The fire helped us dry our some clothes and warm us up. The rains did not return. We had some leftover venison, plus the bratwust w/peppers and onions and the adult beverages conveniently left with our food cache. Like usual I was in bed early. It got warmer over night. I awoke in the middle needing to shed layers. It also rained a bit. The fire pit still had some coals the next morning which I coaxed back to life with the wood we dried the night before and set under the lean-to overhang. Made lunch first, and packed it up and then breakfast.

We expected some rain today, but not like the previous and also tonight was to get cold. The trail was to include at least 3 big climbs the last of which would be a 600 ft climb the last mile. we did get a little rain early on and overall the trail was great. A lot of variety including an old rail bed for a short time. The climbs definitely got our heart rate going but weren't that bad. We found it curious that the trail would often crisscross and old woods road at an even steeper grade. Apparently the trail makers didn't want to use the old road. Perhaps because it is snowmobile path in winter? We filled up with water on the backside of the hill from a seep in ground. Only a tiny bit of sediment in mine.

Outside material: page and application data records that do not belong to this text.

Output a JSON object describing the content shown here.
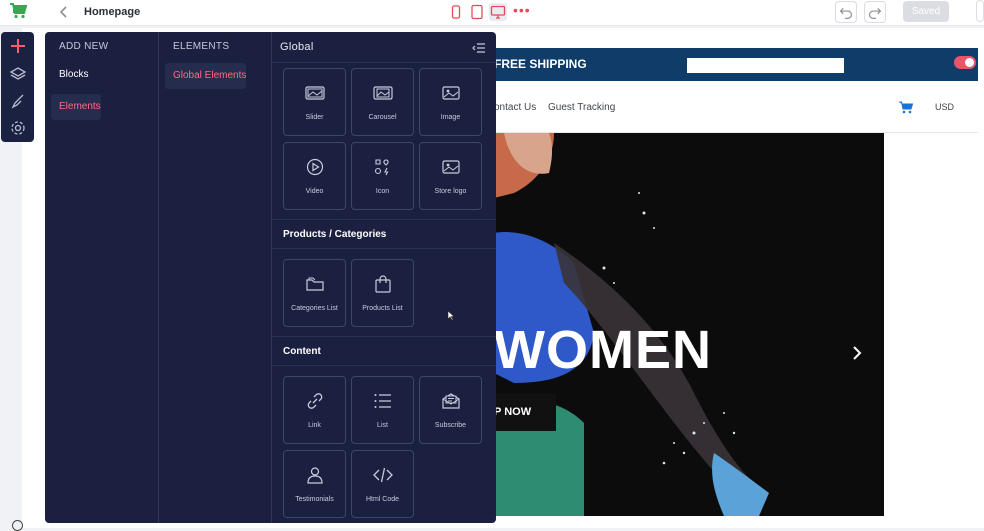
{
  "topbar": {
    "page_name": "Homepage",
    "more": "•••",
    "saved_label": "Saved",
    "icons": [
      "shop-logo-icon",
      "back-chevron-icon",
      "mobile-view-icon",
      "tablet-view-icon",
      "desktop-view-icon",
      "undo-icon",
      "redo-icon"
    ]
  },
  "toolrail": {
    "icons": [
      "add-icon",
      "layers-icon",
      "brush-icon",
      "settings-icon"
    ]
  },
  "panel": {
    "col1": {
      "heading": "ADD NEW",
      "items": [
        {
          "label": "Blocks",
          "active": false
        },
        {
          "label": "Elements",
          "active": true
        }
      ]
    },
    "col2": {
      "heading": "ELEMENTS",
      "items": [
        {
          "label": "Global Elements",
          "active": true
        }
      ]
    },
    "col3": {
      "heading": "Global",
      "global_tiles": [
        "Slider",
        "Carousel",
        "Image",
        "Video",
        "Icon",
        "Store logo"
      ],
      "section_products": "Products / Categories",
      "products_tiles": [
        "Categories List",
        "Products List"
      ],
      "section_content": "Content",
      "content_tiles": [
        "Link",
        "List",
        "Subscribe",
        "Testimonials",
        "Html Code"
      ]
    }
  },
  "store": {
    "banner_text": "FREE SHIPPING",
    "nav_links": [
      "ontact Us",
      "Guest Tracking"
    ],
    "currency": "USD",
    "hero_title": "WOMEN",
    "hero_button": "P NOW",
    "accent": "#0f3c68",
    "toggle_color": "#e8556a"
  }
}
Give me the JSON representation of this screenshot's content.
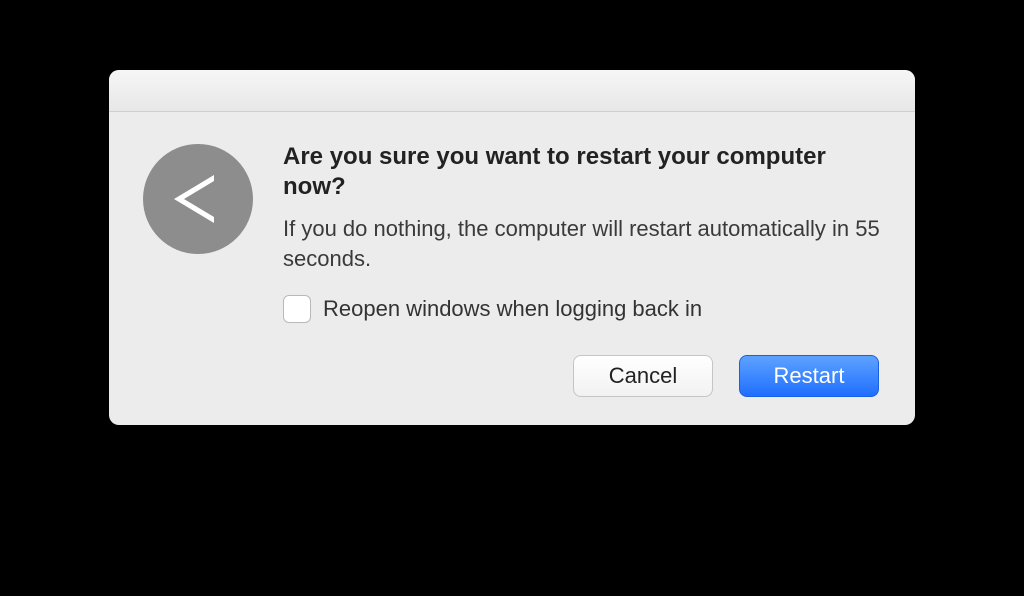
{
  "dialog": {
    "heading": "Are you sure you want to restart your computer now?",
    "subtext": "If you do nothing, the computer will restart automatically in 55 seconds.",
    "checkbox": {
      "label": "Reopen windows when logging back in",
      "checked": false
    },
    "buttons": {
      "cancel": "Cancel",
      "restart": "Restart"
    },
    "icon": "restart-arrow"
  }
}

Our last cache retrieved we started up the hill. The pack was heavier but not unbearable in the least. With the added weight it became a typical overnight pack weight. While it wasn't that cold, the winds were picking up and it was biting through a single a layer. The lean-to came into view looking up hill. The trail swung around to the right and then followed the contour towards the lean-to situated among the giant tamaracks, which the lean-to is named. Again wood was plentiful and as the winds really began to pick up more wood became available nearby literally falling from the sky. We watched quite a few branches crack and break off and a couple of trees topple. The large tamaracks were swaying and bending a great deal with the large gusts. We jokingly imagined what it must be like for the squirrels in the nests at those highest reaches.

The temp started to drop as the winds continued. The heat from the fire was intense, stoked by the wind. I made a windbreak in the lean-to with my tarp to mitigate some heat loss from the intense winds. It did get as cold as expected overnight, below freezing. We awoke with a solid dusting of snow and our water bottles with ice forming. Only 5 miles for the day to our awaiting car, mostly downhill. It was chilly. I guess winter wasn't quite done with us yet. A half mile to go, we passed by the trails coordinator of the Cayuga Hiking club. he was scouting the loop for flooding issues. We wold him about a washed out bridge a few miles back and of the almost floating bog bridging the previous day. We chatted about trail and lean-to maintenance and went on our way. On the gentleman's car, Dan left his contact info on a slip of paper to volunteer to help if needed. We then retrieved our bear canisters/trash and headed to Ithaca for some pizza. This 32+ mile trip allowed me to sleep in 2 more lean-tos to put me at 59, and backpacked just under 25% of the FLT.